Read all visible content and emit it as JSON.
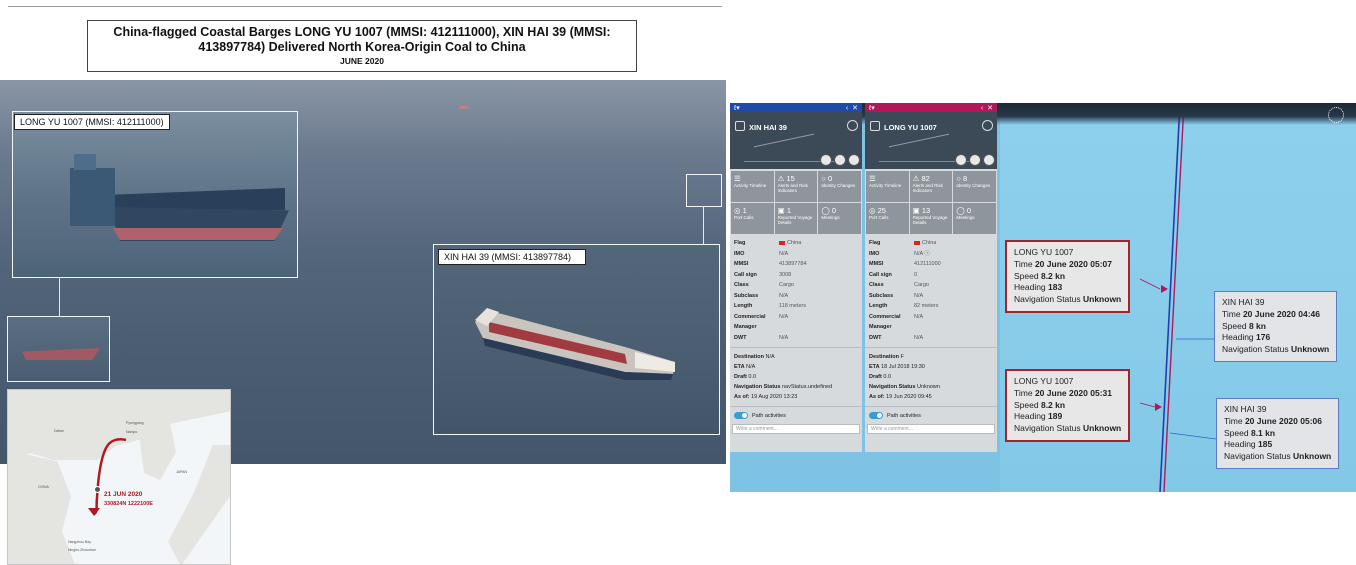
{
  "title": {
    "line1": "China-flagged Coastal Barges LONG YU 1007 (MMSI: 412111000), XIN HAI 39 (MMSI: 413897784) Delivered North Korea-Origin Coal to China",
    "line2": "JUNE 2020"
  },
  "photos": {
    "label1": "LONG YU 1007 (MMSI: 412111000)",
    "label2": "XIN HAI 39 (MMSI: 413897784)"
  },
  "map": {
    "date": "21 JUN 2020",
    "coords": "330824N 1222100E",
    "places": [
      "Dalian",
      "Nampo",
      "Pyongyang",
      "Hangzhou Bay",
      "Ningbo-Zhoushan",
      "CHINA",
      "JAPAN"
    ]
  },
  "vessel_panels": [
    {
      "name": "XIN HAI 39",
      "header_color": "#1f4aa8",
      "tiles": [
        {
          "count": "",
          "label": "Activity Timeline"
        },
        {
          "count": "15",
          "label": "Alerts and Risk Indicators"
        },
        {
          "count": "0",
          "label": "Identity Changes"
        },
        {
          "count": "1",
          "label": "Port Calls"
        },
        {
          "count": "1",
          "label": "Reported Voyage Details"
        },
        {
          "count": "0",
          "label": "Meetings"
        }
      ],
      "details": [
        {
          "k": "Flag",
          "v": "China"
        },
        {
          "k": "IMO",
          "v": "N/A"
        },
        {
          "k": "MMSI",
          "v": "413897784"
        },
        {
          "k": "Call sign",
          "v": "3008"
        },
        {
          "k": "Class",
          "v": "Cargo"
        },
        {
          "k": "Subclass",
          "v": "N/A"
        },
        {
          "k": "Length",
          "v": "118 meters"
        },
        {
          "k": "Commercial Manager",
          "v": "N/A"
        },
        {
          "k": "DWT",
          "v": "N/A"
        }
      ],
      "destination": "N/A",
      "eta": "N/A",
      "draft": "0.0",
      "nav_status": "navStatus.undefined",
      "as_of": "19 Aug 2020 13:23",
      "path_label": "Path activities",
      "comment_placeholder": "Write a comment..."
    },
    {
      "name": "LONG YU 1007",
      "header_color": "#b0185a",
      "tiles": [
        {
          "count": "",
          "label": "Activity Timeline"
        },
        {
          "count": "82",
          "label": "Alerts and Risk Indicators"
        },
        {
          "count": "8",
          "label": "Identity Changes"
        },
        {
          "count": "25",
          "label": "Port Calls"
        },
        {
          "count": "13",
          "label": "Reported Voyage Details"
        },
        {
          "count": "0",
          "label": "Meetings"
        }
      ],
      "details": [
        {
          "k": "Flag",
          "v": "China"
        },
        {
          "k": "IMO",
          "v": "N/A"
        },
        {
          "k": "MMSI",
          "v": "412111000"
        },
        {
          "k": "Call sign",
          "v": "0"
        },
        {
          "k": "Class",
          "v": "Cargo"
        },
        {
          "k": "Subclass",
          "v": "N/A"
        },
        {
          "k": "Length",
          "v": "82 meters"
        },
        {
          "k": "Commercial Manager",
          "v": "N/A"
        },
        {
          "k": "DWT",
          "v": "N/A"
        }
      ],
      "destination": "F",
      "eta": "18 Jul 2018 19:30",
      "draft": "0.0",
      "nav_status": "Unknown",
      "as_of": "19 Jun 2020 09:45",
      "path_label": "Path activities",
      "comment_placeholder": "Write a comment..."
    }
  ],
  "popups": [
    {
      "name": "LONG YU 1007",
      "time": "20 June 2020 05:07",
      "speed": "8.2 kn",
      "heading": "183",
      "status": "Unknown"
    },
    {
      "name": "XIN HAI 39",
      "time": "20 June 2020 04:46",
      "speed": "8 kn",
      "heading": "176",
      "status": "Unknown"
    },
    {
      "name": "LONG YU 1007",
      "time": "20 June 2020 05:31",
      "speed": "8.2 kn",
      "heading": "189",
      "status": "Unknown"
    },
    {
      "name": "XIN HAI 39",
      "time": "20 June 2020 05:06",
      "speed": "8.1 kn",
      "heading": "185",
      "status": "Unknown"
    }
  ],
  "labels": {
    "time": "Time",
    "speed": "Speed",
    "heading": "Heading",
    "nav_status": "Navigation Status",
    "destination": "Destination",
    "eta": "ETA",
    "draft": "Draft",
    "as_of": "As of:"
  }
}
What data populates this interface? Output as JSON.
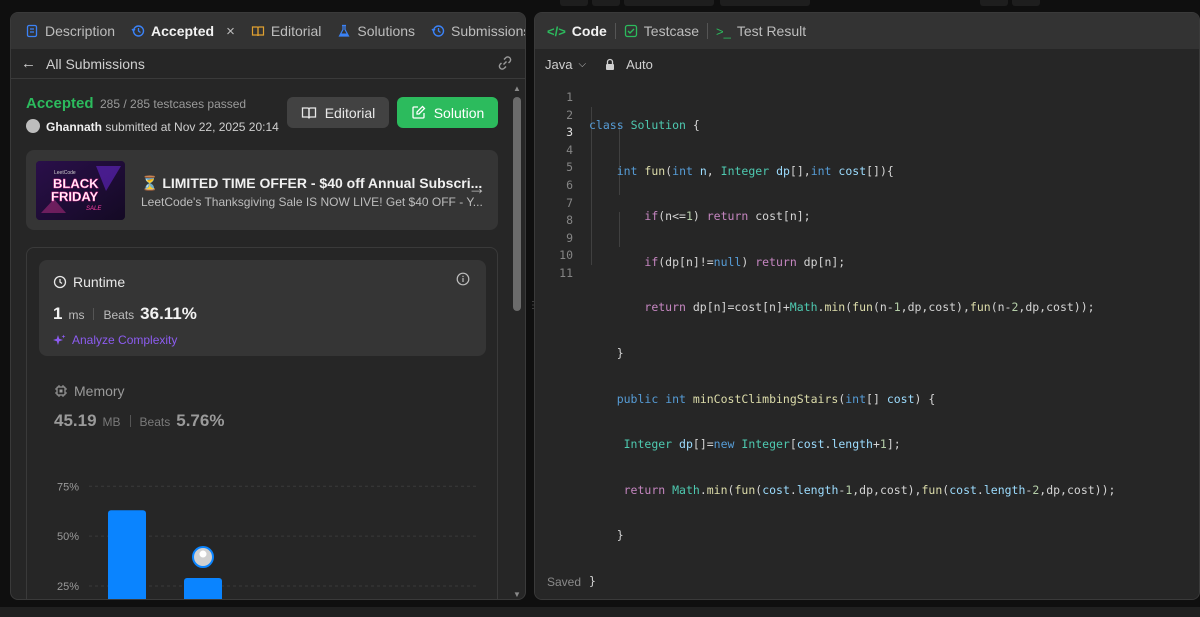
{
  "left_panel": {
    "tabs": [
      {
        "label": "Description",
        "icon": "document-icon"
      },
      {
        "label": "Accepted",
        "icon": "history-icon",
        "close": "×"
      },
      {
        "label": "Editorial",
        "icon": "book-icon"
      },
      {
        "label": "Solutions",
        "icon": "flask-icon"
      },
      {
        "label": "Submissions",
        "icon": "history-icon"
      }
    ],
    "back_label": "All Submissions",
    "result": {
      "status": "Accepted",
      "testcases": "285 / 285 testcases passed",
      "user": "Ghannath",
      "submitted_text": "submitted at Nov 22, 2025 20:14"
    },
    "buttons": {
      "editorial": "Editorial",
      "solution": "Solution"
    },
    "promo": {
      "badge_top": "LeetCode",
      "badge_line1": "BLACK",
      "badge_line2": "FRIDAY",
      "badge_line3": "SALE",
      "title": "⏳ LIMITED TIME OFFER - $40 off Annual Subscri...",
      "description": "LeetCode's Thanksgiving Sale IS NOW LIVE! Get $40 OFF - Y..."
    },
    "runtime": {
      "label": "Runtime",
      "value": "1",
      "unit": "ms",
      "beats_label": "Beats",
      "beats_value": "36.11%",
      "analyze": "Analyze Complexity"
    },
    "memory": {
      "label": "Memory",
      "value": "45.19",
      "unit": "MB",
      "beats_label": "Beats",
      "beats_value": "5.76%"
    },
    "chart_data": {
      "type": "bar",
      "ytick_labels": [
        "75%",
        "50%",
        "25%"
      ],
      "ylim": [
        0,
        85
      ],
      "values": [
        63,
        29
      ],
      "highlight_index": 1,
      "colors": {
        "bar": "#0a84ff"
      }
    }
  },
  "right_panel": {
    "tabs": [
      {
        "label": "Code",
        "icon": "code-icon"
      },
      {
        "label": "Testcase",
        "icon": "checkbox-icon"
      },
      {
        "label": "Test Result",
        "icon": "terminal-icon"
      }
    ],
    "language": "Java",
    "mode": "Auto",
    "line_numbers": [
      "1",
      "2",
      "3",
      "4",
      "5",
      "6",
      "7",
      "8",
      "9",
      "10",
      "11"
    ],
    "current_line": "3",
    "status": "Saved"
  }
}
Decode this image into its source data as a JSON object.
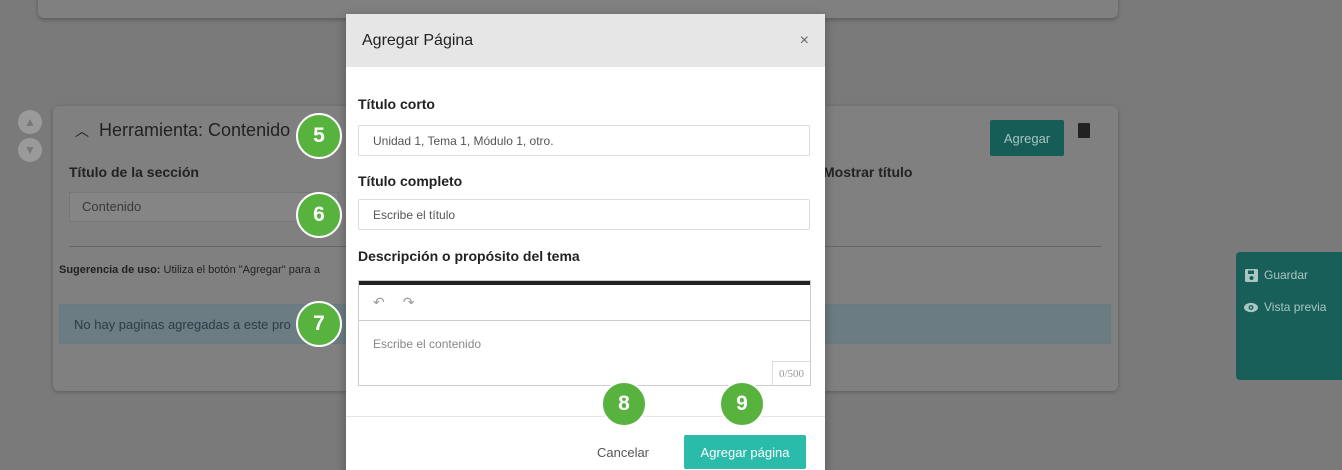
{
  "background": {
    "tool_card": {
      "heading": "Herramienta: Contenido",
      "add_button_label": "Agregar",
      "section_title_label": "Título de la sección",
      "section_title_value": "Contenido",
      "show_title_label": "Mostrar título",
      "hint_prefix": "Sugerencia de uso:",
      "hint_text": "Utiliza el botón \"Agregar\" para a",
      "empty_message": "No hay paginas agregadas a este pro"
    },
    "floating_panel": {
      "save_label": "Guardar",
      "preview_label": "Vista previa"
    }
  },
  "modal": {
    "title": "Agregar Página",
    "close_glyph": "×",
    "short_title": {
      "label": "Título corto",
      "placeholder": "Unidad 1, Tema 1, Módulo 1, otro."
    },
    "full_title": {
      "label": "Título completo",
      "placeholder": "Escribe el título"
    },
    "description": {
      "label": "Descripción o propósito del tema",
      "placeholder": "Escribe el contenido",
      "counter": "0/500",
      "undo_glyph": "↶",
      "redo_glyph": "↷"
    },
    "cancel_label": "Cancelar",
    "submit_label": "Agregar página"
  },
  "steps": [
    "5",
    "6",
    "7",
    "8",
    "9"
  ],
  "colors": {
    "accent_teal": "#2abbab",
    "step_green": "#57b33e",
    "overlay": "#7a7a7a"
  }
}
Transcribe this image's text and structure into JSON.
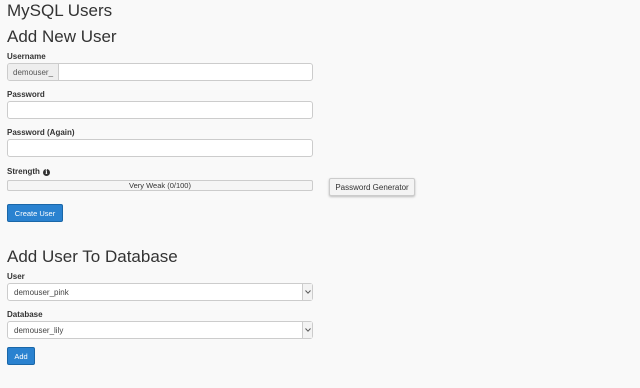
{
  "page": {
    "title": "MySQL Users"
  },
  "add_new_user": {
    "heading": "Add New User",
    "username_label": "Username",
    "username_prefix": "demouser_",
    "username_value": "",
    "password_label": "Password",
    "password_value": "",
    "password_again_label": "Password (Again)",
    "password_again_value": "",
    "strength_label": "Strength",
    "strength_info_icon": "info-circle-icon",
    "strength_text": "Very Weak (0/100)",
    "strength_value": 0,
    "password_generator_label": "Password Generator",
    "create_user_label": "Create User"
  },
  "add_user_to_database": {
    "heading": "Add User To Database",
    "user_label": "User",
    "user_selected": "demouser_pink",
    "database_label": "Database",
    "database_selected": "demouser_lily",
    "dropdown_icon": "chevron-down-icon",
    "add_label": "Add"
  },
  "colors": {
    "primary_button": "#2a82d0",
    "background": "#f9f9f9"
  }
}
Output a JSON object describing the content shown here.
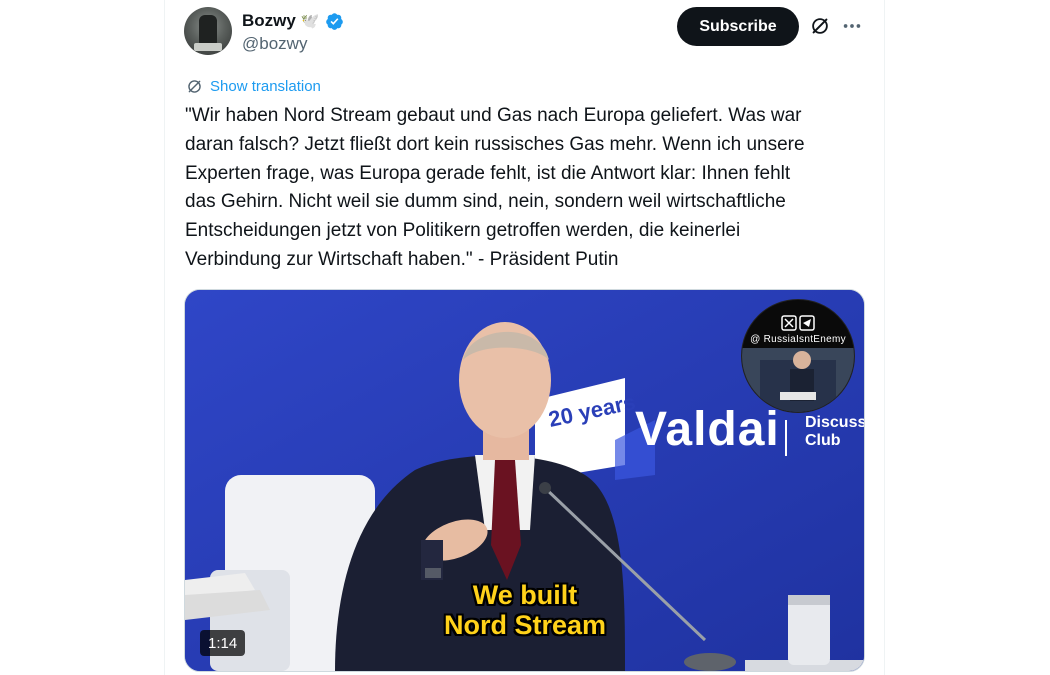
{
  "author": {
    "display_name": "Bozwy",
    "handle": "@bozwy",
    "badge_emoji": "🕊️",
    "verified": true
  },
  "actions": {
    "subscribe_label": "Subscribe"
  },
  "translation": {
    "label": "Show translation"
  },
  "tweet": {
    "text": "\"Wir haben Nord Stream gebaut und Gas nach Europa geliefert. Was war\ndaran falsch? Jetzt fließt dort kein russisches Gas mehr. Wenn ich unsere\nExperten frage, was Europa gerade fehlt, ist die Antwort klar: Ihnen fehlt\ndas Gehirn. Nicht weil sie dumm sind, nein, sondern weil wirtschaftliche\nEntscheidungen jetzt von Politikern getroffen werden, die keinerlei\nVerbindung zur Wirtschaft haben.\" - Präsident Putin"
  },
  "video": {
    "duration": "1:14",
    "subtitle_line1": "We built",
    "subtitle_line2": "Nord Stream",
    "backdrop_brand": "Valdai",
    "backdrop_sub": "Discussi\nClub",
    "backdrop_years": "20 years",
    "watermark_handle": "@ RussiaIsntEnemy"
  },
  "colors": {
    "accent": "#1d9bf0",
    "subscribe_bg": "#0f1419",
    "subtitle": "#ffd21a",
    "backdrop": "#2a3fb8"
  }
}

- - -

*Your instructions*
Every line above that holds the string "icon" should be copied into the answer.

*Written response*
        "icon": "document-icon"
        "icon": "history-icon",
        "icon": "book-icon"
        "icon": "flask-icon"
        "icon": "history-icon"
        "icon": "code-icon"
        "icon": "checkbox-icon"
        "icon": "terminal-icon"
    "strength_info_icon": "info-circle-icon",
    "dropdown_icon": "chevron-down-icon",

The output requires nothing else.